Report all lines below with the word "that".

- Opening Delimiter -

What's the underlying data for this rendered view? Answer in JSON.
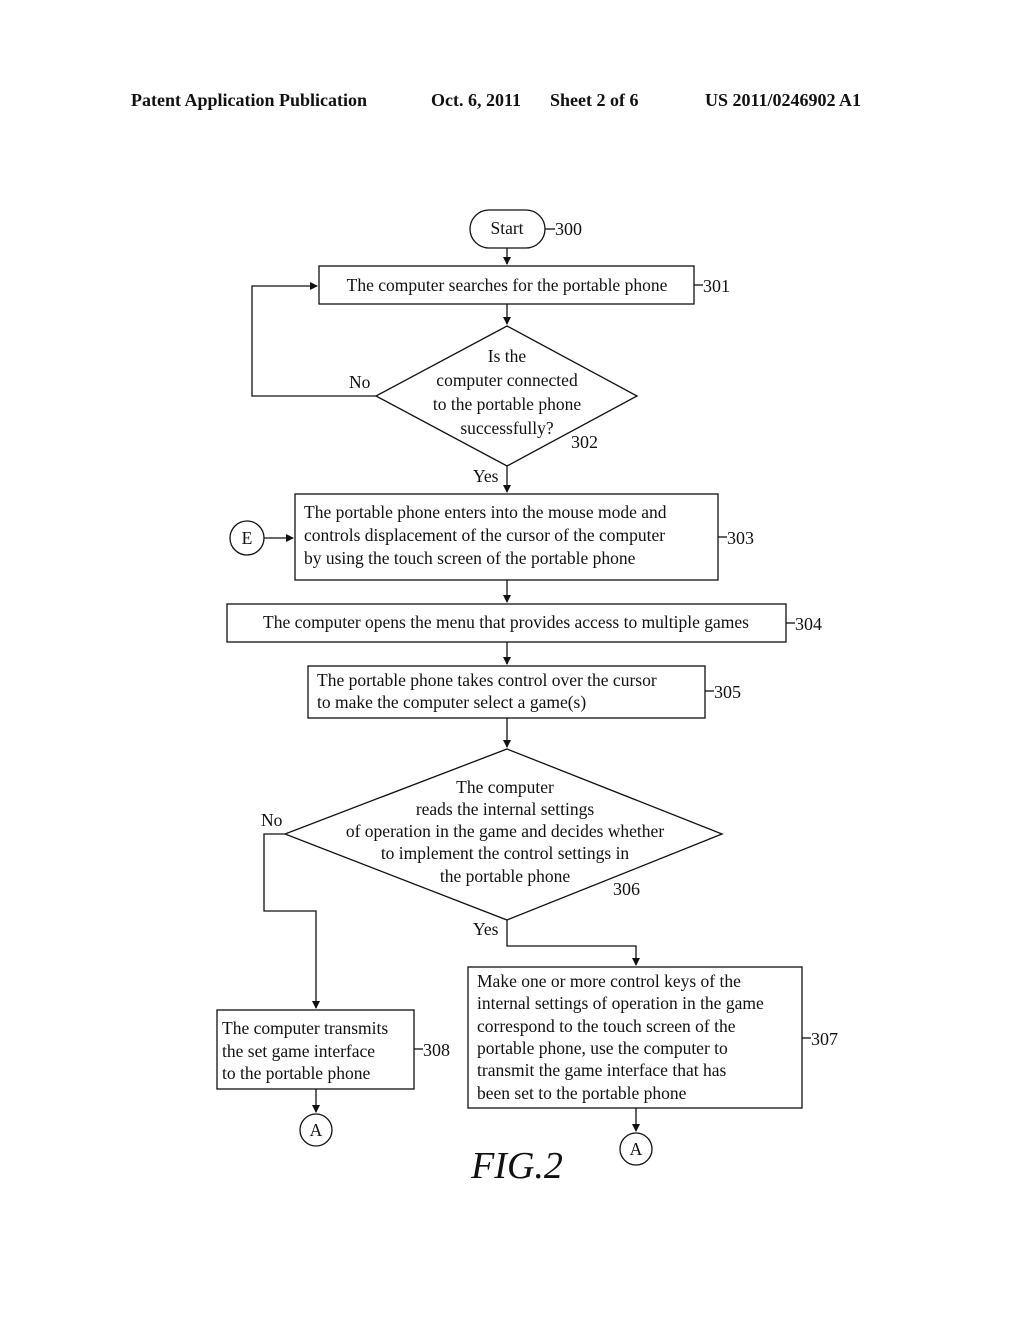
{
  "header": {
    "publication": "Patent Application Publication",
    "date": "Oct. 6, 2011",
    "sheet": "Sheet 2 of 6",
    "number": "US 2011/0246902 A1"
  },
  "flowchart": {
    "start": {
      "label": "Start",
      "ref": "300"
    },
    "step301": {
      "lines": [
        "The computer searches for the portable phone"
      ],
      "ref": "301"
    },
    "decision302": {
      "lines": [
        "Is the",
        "computer connected",
        "to the portable phone",
        "successfully?"
      ],
      "ref": "302",
      "no": "No",
      "yes": "Yes"
    },
    "step303": {
      "lines": [
        "The portable phone enters into the mouse mode and",
        "controls displacement of the cursor of the computer",
        "by using the touch screen of the portable phone"
      ],
      "ref": "303"
    },
    "connector_e": "E",
    "step304": {
      "lines": [
        "The computer opens the menu that provides access to multiple games"
      ],
      "ref": "304"
    },
    "step305": {
      "lines": [
        "The portable phone takes control over the cursor",
        "to make the computer select a game(s)"
      ],
      "ref": "305"
    },
    "decision306": {
      "lines": [
        "The computer",
        "reads the internal settings",
        "of operation in the game and decides whether",
        "to implement the control settings in",
        "the portable phone"
      ],
      "ref": "306",
      "no": "No",
      "yes": "Yes"
    },
    "step307": {
      "lines": [
        "Make one or more control keys of the",
        "internal settings of operation in the game",
        "correspond to the touch screen of the",
        "portable phone, use the computer to",
        "transmit the game interface that has",
        "been set to the portable phone"
      ],
      "ref": "307"
    },
    "step308": {
      "lines": [
        "The computer transmits",
        "the set game interface",
        "to the portable phone"
      ],
      "ref": "308"
    },
    "connector_a_left": "A",
    "connector_a_right": "A"
  },
  "figure_label": "FIG.2"
}
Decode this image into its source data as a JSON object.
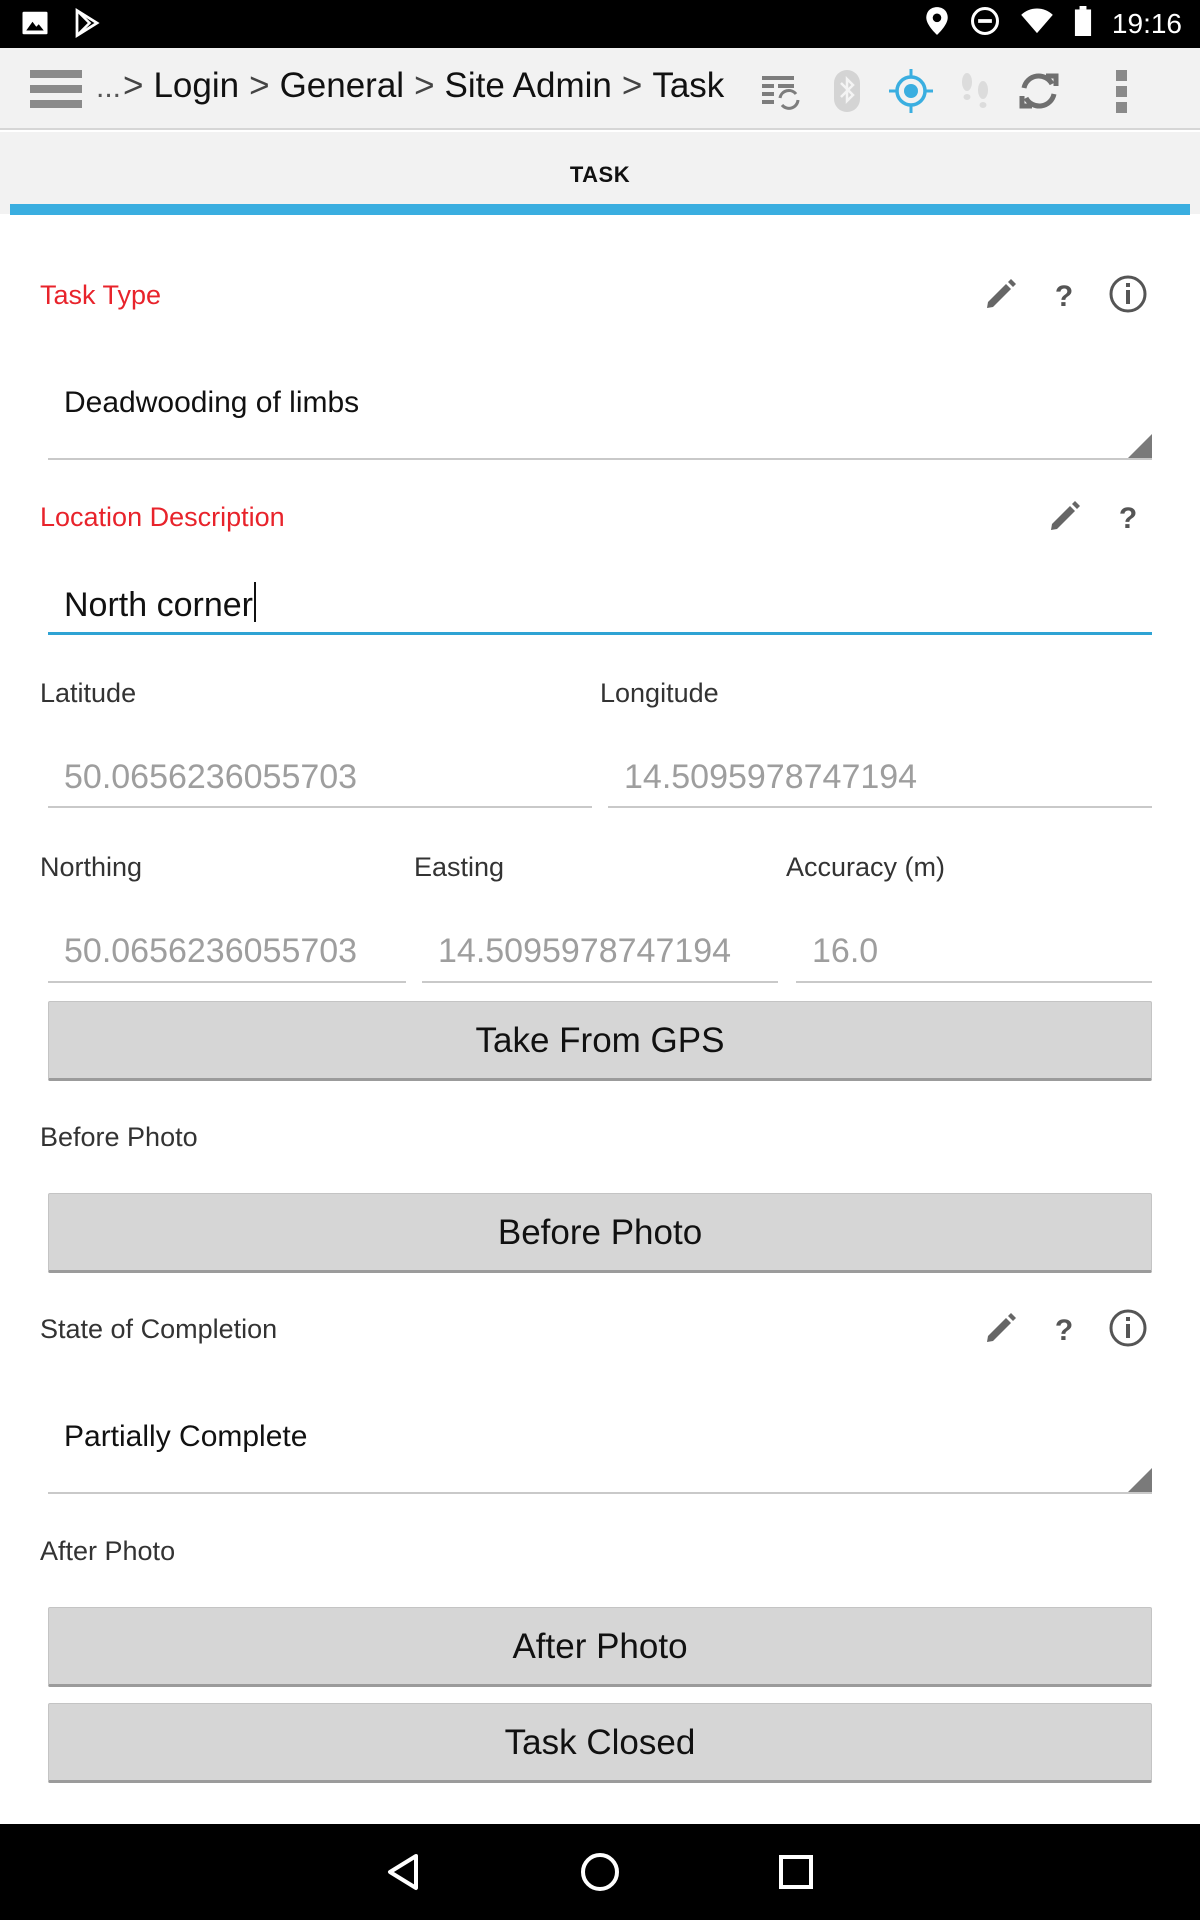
{
  "status_bar": {
    "time": "19:16",
    "left_icons": [
      "image-icon",
      "play-store-icon"
    ],
    "right_icons": [
      "location-icon",
      "do-not-disturb-icon",
      "wifi-icon",
      "battery-icon"
    ]
  },
  "toolbar": {
    "ellipsis": "...",
    "breadcrumb": [
      "Login",
      "General",
      "Site Admin",
      "Task"
    ],
    "separator": ">",
    "icons": [
      "sync-list-icon",
      "bluetooth-icon",
      "gps-target-icon",
      "footsteps-icon",
      "refresh-icon",
      "overflow-menu-icon"
    ],
    "gps_active_color": "#3aaee0"
  },
  "tab": {
    "label": "TASK"
  },
  "form": {
    "task_type": {
      "label": "Task Type",
      "value": "Deadwooding of limbs"
    },
    "location_description": {
      "label": "Location Description",
      "value": "North corner"
    },
    "latitude": {
      "label": "Latitude",
      "value": "50.0656236055703"
    },
    "longitude": {
      "label": "Longitude",
      "value": "14.5095978747194"
    },
    "northing": {
      "label": "Northing",
      "value": "50.0656236055703"
    },
    "easting": {
      "label": "Easting",
      "value": "14.5095978747194"
    },
    "accuracy": {
      "label": "Accuracy (m)",
      "value": "16.0"
    },
    "take_gps_button": "Take From GPS",
    "before_photo": {
      "label": "Before Photo",
      "button": "Before Photo"
    },
    "state_of_completion": {
      "label": "State of Completion",
      "value": "Partially Complete"
    },
    "after_photo": {
      "label": "After Photo",
      "button": "After Photo"
    },
    "task_closed_button": "Task Closed"
  },
  "colors": {
    "required_label": "#e8232b",
    "accent": "#3aaee0"
  },
  "nav_bar": {
    "icons": [
      "back-icon",
      "home-icon",
      "recents-icon"
    ]
  }
}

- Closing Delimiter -

OUTPUT FOR THIS TASK:
        "The computer opens the menu that provides access to multiple games"
        "transmit the game interface that has",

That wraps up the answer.